Barrett's Esophagus Treatments

Barrett's esophagus will not go away on its own. It must be treated through endoscopic treatments or surgery. The goal of these procedures is to remove the Barrett cells and any dysplasia and cancer cells, encouraging normal esophageal tissue to grow back as the area heals.

There are several endoscopic therapies available for the treatment of severe dysplasia and cancer, including:

  • Photodynamic therapy (PDT): PDT uses a light-sensitizing agent (Photofrin) and a laser to kill abnormal cells. Photofrin is injected into a vein and the patient returns 48 hours later. An endoscope is then inserted into the esophagus and the laser light activates the Photofrin, which then destroys the Barrett tissue.
  • Endoscopic mucosal resection (EMR): EMR is a procedure in which the Barrett lining is lifted, and a solution is injected underneath it. The lining is then removed through the use of an endoscope. If an EMR is used to treat cancer, an endoscopic ultrasound is used to determine whether the cancer involves only the top layer of cells.

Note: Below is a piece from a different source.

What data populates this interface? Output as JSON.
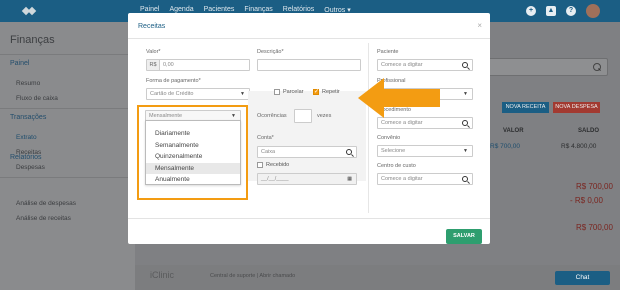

Surgical options may be considered if cancer has been diagnosed or the dysplasia is severe.

  • Esophagectomy: The most common surgical procedure for Barrett's esophagus, an esophagectomy involves the removal of most of the esophagus, pulling a portion of the stomach up into the chest, and attaching it to the remaining esophagus.